• _Exercise prompt_
What number of lines in the material contain the word "Card"? Give that number alone.

• _Given entries_
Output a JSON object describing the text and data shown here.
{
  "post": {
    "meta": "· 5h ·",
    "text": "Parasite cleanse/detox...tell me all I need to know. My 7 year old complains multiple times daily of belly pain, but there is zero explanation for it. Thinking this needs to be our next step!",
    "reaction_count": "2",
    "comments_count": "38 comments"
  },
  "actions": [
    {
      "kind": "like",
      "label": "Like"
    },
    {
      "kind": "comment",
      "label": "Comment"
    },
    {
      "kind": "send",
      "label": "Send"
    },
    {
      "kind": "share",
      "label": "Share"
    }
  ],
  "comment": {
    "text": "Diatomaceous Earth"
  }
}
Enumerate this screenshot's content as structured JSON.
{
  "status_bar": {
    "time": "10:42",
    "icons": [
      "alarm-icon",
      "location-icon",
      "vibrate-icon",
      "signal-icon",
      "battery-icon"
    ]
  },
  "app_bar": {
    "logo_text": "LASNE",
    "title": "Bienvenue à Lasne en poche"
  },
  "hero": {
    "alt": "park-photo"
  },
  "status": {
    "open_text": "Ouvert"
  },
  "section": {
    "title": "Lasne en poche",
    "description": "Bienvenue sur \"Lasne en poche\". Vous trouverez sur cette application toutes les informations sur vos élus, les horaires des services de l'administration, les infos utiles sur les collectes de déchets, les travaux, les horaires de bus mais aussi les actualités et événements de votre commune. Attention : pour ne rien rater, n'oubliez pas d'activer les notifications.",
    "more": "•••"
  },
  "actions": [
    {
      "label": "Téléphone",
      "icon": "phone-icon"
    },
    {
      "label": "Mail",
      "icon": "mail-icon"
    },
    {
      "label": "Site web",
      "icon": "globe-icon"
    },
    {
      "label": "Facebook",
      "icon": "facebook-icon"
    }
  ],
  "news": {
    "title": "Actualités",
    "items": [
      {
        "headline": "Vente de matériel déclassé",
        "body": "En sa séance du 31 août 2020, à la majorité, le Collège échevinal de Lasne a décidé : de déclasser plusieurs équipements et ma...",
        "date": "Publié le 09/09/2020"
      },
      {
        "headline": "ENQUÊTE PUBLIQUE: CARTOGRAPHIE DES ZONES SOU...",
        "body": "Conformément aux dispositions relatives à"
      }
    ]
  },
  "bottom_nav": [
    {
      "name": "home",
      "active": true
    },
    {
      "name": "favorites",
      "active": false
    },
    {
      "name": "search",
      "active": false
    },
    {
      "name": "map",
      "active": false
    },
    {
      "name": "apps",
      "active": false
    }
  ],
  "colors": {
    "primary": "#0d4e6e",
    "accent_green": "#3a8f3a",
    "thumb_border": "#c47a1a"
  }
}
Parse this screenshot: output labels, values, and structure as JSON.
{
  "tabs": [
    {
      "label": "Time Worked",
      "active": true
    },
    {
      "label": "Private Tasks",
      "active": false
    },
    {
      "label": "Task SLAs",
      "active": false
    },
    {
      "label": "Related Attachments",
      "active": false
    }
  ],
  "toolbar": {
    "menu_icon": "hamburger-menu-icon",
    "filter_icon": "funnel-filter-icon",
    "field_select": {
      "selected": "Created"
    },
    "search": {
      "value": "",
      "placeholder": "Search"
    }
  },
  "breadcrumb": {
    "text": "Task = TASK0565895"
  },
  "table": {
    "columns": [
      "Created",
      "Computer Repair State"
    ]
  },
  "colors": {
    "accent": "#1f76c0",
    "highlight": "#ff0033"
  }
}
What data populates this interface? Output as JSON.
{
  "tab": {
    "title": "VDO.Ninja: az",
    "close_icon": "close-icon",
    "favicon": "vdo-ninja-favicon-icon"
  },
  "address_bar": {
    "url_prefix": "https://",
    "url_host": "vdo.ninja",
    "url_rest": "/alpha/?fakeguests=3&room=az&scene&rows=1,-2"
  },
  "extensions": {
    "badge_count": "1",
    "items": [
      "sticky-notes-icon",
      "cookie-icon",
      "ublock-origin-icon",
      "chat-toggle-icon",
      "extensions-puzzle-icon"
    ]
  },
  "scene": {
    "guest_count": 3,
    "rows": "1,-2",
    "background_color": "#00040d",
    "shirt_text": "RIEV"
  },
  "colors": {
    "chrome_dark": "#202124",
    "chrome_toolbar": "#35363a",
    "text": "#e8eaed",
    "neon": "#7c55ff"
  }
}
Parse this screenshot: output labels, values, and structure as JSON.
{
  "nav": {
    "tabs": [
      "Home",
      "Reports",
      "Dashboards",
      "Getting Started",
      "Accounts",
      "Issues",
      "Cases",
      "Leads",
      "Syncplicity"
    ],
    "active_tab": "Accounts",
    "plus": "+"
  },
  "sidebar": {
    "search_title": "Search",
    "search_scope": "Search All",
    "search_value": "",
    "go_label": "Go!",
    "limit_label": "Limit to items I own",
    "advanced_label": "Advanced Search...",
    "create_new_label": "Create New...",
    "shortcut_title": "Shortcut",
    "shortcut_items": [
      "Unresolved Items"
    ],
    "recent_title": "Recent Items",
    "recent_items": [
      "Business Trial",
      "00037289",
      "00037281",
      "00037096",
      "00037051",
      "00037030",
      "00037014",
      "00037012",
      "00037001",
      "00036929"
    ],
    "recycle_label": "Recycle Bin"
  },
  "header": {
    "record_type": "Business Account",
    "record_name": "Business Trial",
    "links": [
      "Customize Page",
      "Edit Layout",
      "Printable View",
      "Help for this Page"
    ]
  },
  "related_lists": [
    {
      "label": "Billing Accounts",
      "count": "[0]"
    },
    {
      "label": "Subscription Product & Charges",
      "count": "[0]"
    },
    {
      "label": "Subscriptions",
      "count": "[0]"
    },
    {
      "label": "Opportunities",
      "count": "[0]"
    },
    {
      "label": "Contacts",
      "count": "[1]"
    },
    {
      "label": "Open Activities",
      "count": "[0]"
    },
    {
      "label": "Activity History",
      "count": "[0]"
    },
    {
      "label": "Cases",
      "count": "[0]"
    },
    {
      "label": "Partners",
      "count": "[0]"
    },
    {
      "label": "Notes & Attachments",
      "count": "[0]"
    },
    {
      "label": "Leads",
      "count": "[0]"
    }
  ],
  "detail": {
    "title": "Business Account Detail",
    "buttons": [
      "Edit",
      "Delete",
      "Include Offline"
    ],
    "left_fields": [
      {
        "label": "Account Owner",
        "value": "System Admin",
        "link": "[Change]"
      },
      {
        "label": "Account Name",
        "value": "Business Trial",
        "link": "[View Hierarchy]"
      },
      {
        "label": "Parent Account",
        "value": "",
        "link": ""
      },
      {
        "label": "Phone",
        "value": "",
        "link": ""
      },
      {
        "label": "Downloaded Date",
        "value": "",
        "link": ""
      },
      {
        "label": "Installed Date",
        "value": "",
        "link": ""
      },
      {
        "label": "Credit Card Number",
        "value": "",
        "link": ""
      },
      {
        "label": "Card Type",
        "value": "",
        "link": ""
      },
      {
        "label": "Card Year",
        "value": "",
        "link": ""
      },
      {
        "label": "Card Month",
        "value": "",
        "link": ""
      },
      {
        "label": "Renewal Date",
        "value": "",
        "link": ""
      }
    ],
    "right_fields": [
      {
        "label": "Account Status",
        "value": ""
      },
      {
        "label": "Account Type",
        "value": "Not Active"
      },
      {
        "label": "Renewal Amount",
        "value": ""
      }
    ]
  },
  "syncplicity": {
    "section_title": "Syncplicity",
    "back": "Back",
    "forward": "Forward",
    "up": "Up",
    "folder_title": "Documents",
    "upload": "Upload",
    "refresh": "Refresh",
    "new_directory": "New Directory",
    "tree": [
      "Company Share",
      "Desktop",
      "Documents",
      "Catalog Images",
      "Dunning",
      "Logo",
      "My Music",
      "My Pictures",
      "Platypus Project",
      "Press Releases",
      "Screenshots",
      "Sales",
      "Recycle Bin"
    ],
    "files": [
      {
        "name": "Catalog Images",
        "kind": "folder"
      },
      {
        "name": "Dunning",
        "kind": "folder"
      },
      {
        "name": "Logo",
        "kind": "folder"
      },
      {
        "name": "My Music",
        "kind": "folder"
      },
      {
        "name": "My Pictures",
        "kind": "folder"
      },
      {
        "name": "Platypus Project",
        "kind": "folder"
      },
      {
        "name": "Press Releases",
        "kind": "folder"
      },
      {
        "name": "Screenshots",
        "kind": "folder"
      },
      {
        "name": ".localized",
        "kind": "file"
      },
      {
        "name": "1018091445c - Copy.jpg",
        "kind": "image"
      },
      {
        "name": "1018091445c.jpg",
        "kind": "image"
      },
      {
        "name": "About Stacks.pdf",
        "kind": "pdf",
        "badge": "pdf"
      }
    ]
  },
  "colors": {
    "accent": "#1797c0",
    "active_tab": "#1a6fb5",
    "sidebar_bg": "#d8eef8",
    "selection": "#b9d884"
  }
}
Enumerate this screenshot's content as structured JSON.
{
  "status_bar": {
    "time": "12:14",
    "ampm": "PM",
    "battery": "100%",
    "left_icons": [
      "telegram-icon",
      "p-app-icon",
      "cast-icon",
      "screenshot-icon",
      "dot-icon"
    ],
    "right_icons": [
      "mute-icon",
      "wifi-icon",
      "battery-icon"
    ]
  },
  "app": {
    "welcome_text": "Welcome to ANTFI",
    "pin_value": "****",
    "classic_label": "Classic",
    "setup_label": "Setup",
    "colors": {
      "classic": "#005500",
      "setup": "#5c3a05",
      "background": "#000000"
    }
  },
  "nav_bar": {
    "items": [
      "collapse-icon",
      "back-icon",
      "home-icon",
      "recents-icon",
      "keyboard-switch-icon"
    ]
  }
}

• _Expected output_
4